“He is smart, but not cutting across !!!”
A few years back, when I moved to a large IT project from US, my project lead from US gave this feedback to my mentor in India. It took me a while to digest the feedback as it was just a few days of interaction. Of course, I felt rejected and felt sorry for myself.
I was thinking of two options -
Options 1: Continue to feel bad for some more time and move on consoling myself as feedback is part and parcel.
Options 2: Retrospect and see why I have got this feedback in the first place and see how can I reverse this feedback in the coming days.
“You can’t change how people treat you or what they say about you. All you can do is change how you react to it”. – Mahatma Gandhi
I was remembering this great quote and decided to go with Options 2.
The word “Smart” (in the feedback) stuck in my mind and was thinking if I am smart, isn’t it enough to feel good .
I thought let me ask Google once - “when we call someone smart” and Google replied the way it is known to . It puts the description from vocabulary.com on the top and it says -
“Although smart is most often used to describe someone who is intelligent, you can also call someone a smart, chic dresser or a smart, sassy wisecracker. Smart often implies something good, but not always. If someone cautions you, "Don't be smart with me!" — they are demanding that you stop acting so bold and rude....!

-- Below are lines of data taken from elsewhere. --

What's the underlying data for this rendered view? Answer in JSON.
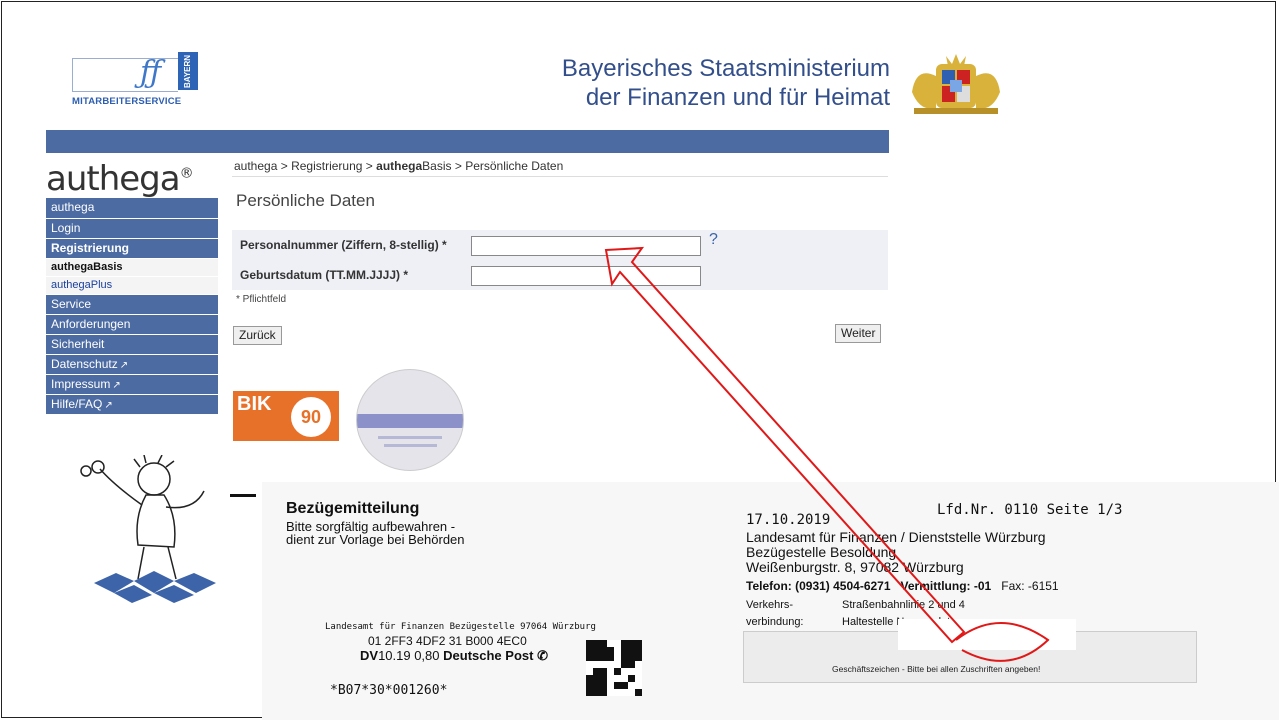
{
  "header": {
    "logo_text": "MITARBEITERSERVICE",
    "logo_region": "BAYERN",
    "ministry_line1": "Bayerisches Staatsministerium",
    "ministry_line2": "der Finanzen und für Heimat"
  },
  "sidebar": {
    "brand": "authega",
    "brand_reg": "®",
    "section_head": "authega",
    "items": [
      {
        "label": "Login"
      },
      {
        "label": "Registrierung"
      },
      {
        "label": "authegaBasis"
      },
      {
        "label": "authegaPlus"
      },
      {
        "label": "Service"
      },
      {
        "label": "Anforderungen"
      },
      {
        "label": "Sicherheit"
      },
      {
        "label": "Datenschutz"
      },
      {
        "label": "Impressum"
      },
      {
        "label": "Hilfe/FAQ"
      }
    ]
  },
  "breadcrumb": {
    "part1": "authega",
    "sep": " > ",
    "part2": "Registrierung",
    "part3_bold": "authega",
    "part3_rest": "Basis",
    "part4": "Persönliche Daten"
  },
  "main": {
    "title": "Persönliche Daten",
    "fields": [
      {
        "label": "Personalnummer (Ziffern, 8-stellig) *",
        "value": ""
      },
      {
        "label": "Geburtsdatum (TT.MM.JJJJ) *",
        "value": ""
      }
    ],
    "help": "?",
    "required_note": "* Pflichtfeld",
    "back_label": "Zurück",
    "next_label": "Weiter",
    "bik_text": "BIK",
    "bik_score": "90"
  },
  "letter": {
    "title": "Bezügemitteilung",
    "subtitle_line1": "Bitte sorgfältig aufbewahren -",
    "subtitle_line2": "dient zur Vorlage bei Behörden",
    "lfd": "Lfd.Nr. 0110 Seite 1/3",
    "date": "17.10.2019",
    "addr_line1": "Landesamt für Finanzen / Dienststelle Würzburg",
    "addr_line2": "Bezügestelle Besoldung",
    "addr_line3": "Weißenburgstr. 8, 97082 Würzburg",
    "tel": "Telefon: (0931) 4504-6271",
    "vermittlung": "Vermittlung: -01",
    "fax": "Fax: -6151",
    "verkehr_label1": "Verkehrs-",
    "verkehr_label2": "verbindung:",
    "verkehr_val1": "Straßenbahnlinie 2 und 4",
    "verkehr_val2": "Haltestelle Neunerplatz",
    "sender": "Landesamt für Finanzen Bezügestelle 97064 Würzburg",
    "code": "01 2FF3 4DF2 31 B000 4EC0",
    "dv": "DV",
    "dv_rest": "10.19  0,80",
    "post": "Deutsche Post",
    "barcode": "*B07*30*001260*",
    "gz": "Geschäftszeichen - Bitte bei allen Zuschriften angeben!"
  }
}
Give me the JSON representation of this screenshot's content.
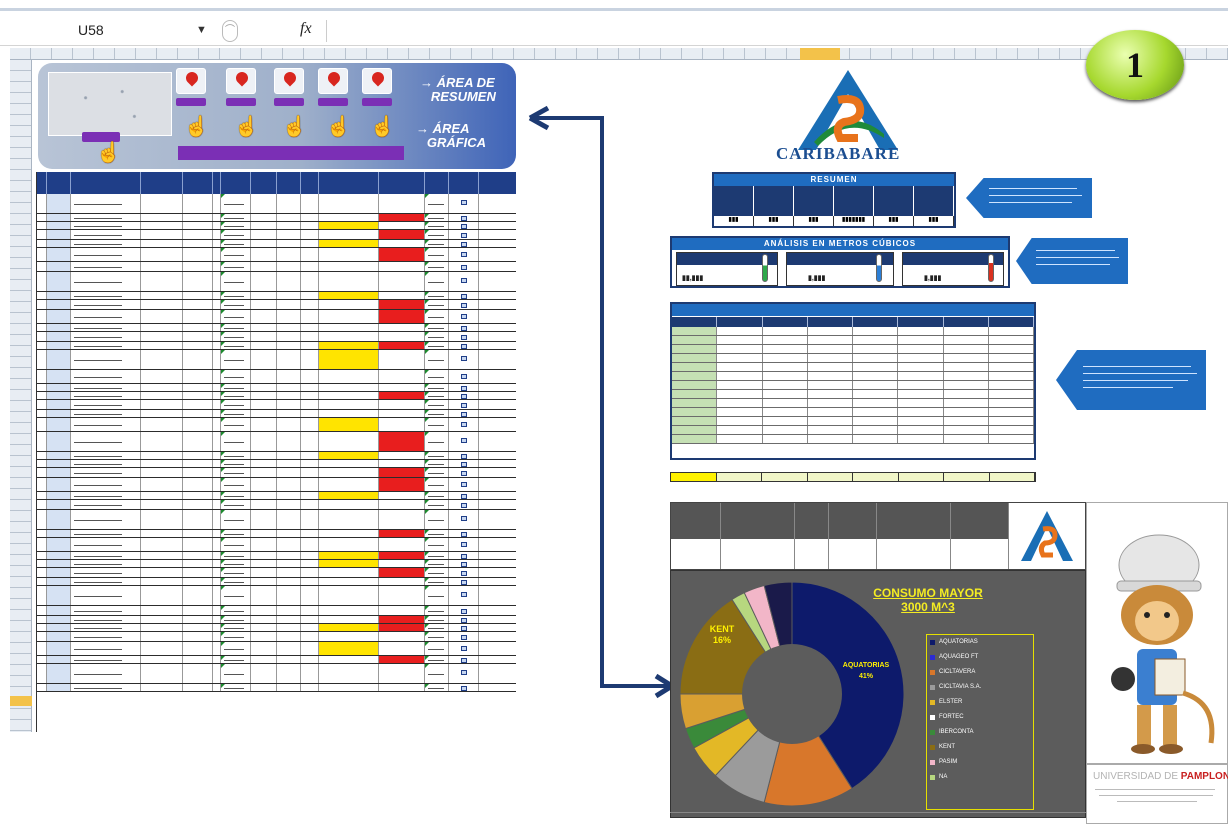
{
  "formula_bar": {
    "name_box": "U58",
    "fx_label": "fx"
  },
  "header_panel": {
    "link_resumen_line1": "ÁREA DE",
    "link_resumen_line2": "RESUMEN",
    "link_grafica_line1": "ÁREA",
    "link_grafica_line2": "GRÁFICA"
  },
  "badge": "1",
  "logo": {
    "name": "CARIBABARE"
  },
  "panels": {
    "resumen_title": "RESUMEN",
    "metros_title": "ANÁLISIS EN METROS CÚBICOS"
  },
  "chart": {
    "title_line1": "CONSUMO MAYOR",
    "title_line2": "3000 M^3",
    "label_kent": "KENT",
    "label_kent_pct": "16%",
    "label_aquatorias": "AQUATORIAS",
    "label_aquatorias_pct": "41%",
    "legend": [
      {
        "label": "AQUATORIAS",
        "color": "#0d1a6b"
      },
      {
        "label": "AQUAGEO FT",
        "color": "#2b2bd4"
      },
      {
        "label": "CICLTAVERA",
        "color": "#d8772b"
      },
      {
        "label": "CICLTAVIA S.A.",
        "color": "#9b9b9b"
      },
      {
        "label": "ELSTER",
        "color": "#e3b826"
      },
      {
        "label": "FORTEC",
        "color": "#ffffff"
      },
      {
        "label": "IBERCONTA",
        "color": "#3a8a3a"
      },
      {
        "label": "KENT",
        "color": "#8a6d14"
      },
      {
        "label": "PASIM",
        "color": "#f2b6c8"
      },
      {
        "label": "NA",
        "color": "#b7d77f"
      }
    ]
  },
  "university": {
    "prefix": "UNIVERSIDAD DE ",
    "name": "PAMPLONA"
  }
}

I realized, those few interactions with my lead, I was trying to hard-sell my opinions, and might be sound overpowering. I was almost convinced with this conclusion and decided to listen more and speak less.
I spoke to my mentor and requested him to assign me something that I can drive myself from the design and implementation perspective. Something that is important from the business perspective. My mentor knew that I don’t really like calling myself smart and probably had a belief that the feedback came too early. So he has assigned me one of the critical modules in the project.
Next few weeks, I have worked as if there is no weekend, there is no day and night. I presented my progress and implementation to my mentor and lead from onshore.
After a few days, my mentor asked me if I can travel to Atlanta, USA to work with my client directly on the module that I was working on. I was surprised and agreed finally.
I was directly working with my lead in US and one fine day while we were drinking, my lead told me that initially, he thought I would not go long in the project but later felt how wrong he was!
The day came...!
While in US, my mentor called me and said he has got another feedback from the lead. I was very eager to hear that and was tense as well.
The feedback was - “You have onboarded the RIGHT guy to the project.”
We come across many rejections both personally and professionally. It's good to move on instead of stuck with the rejection but, I believe, moving on without fixing it or taking a lesson from it, would be an opportunity that is lost forever. It could be the biggest motivation that brings long last positive impact.
When I started my journey after a few years as an Entrepreneur both my mentor and my lead helped me a lot ( and still helping ) and probably one of the great reasons where I am today.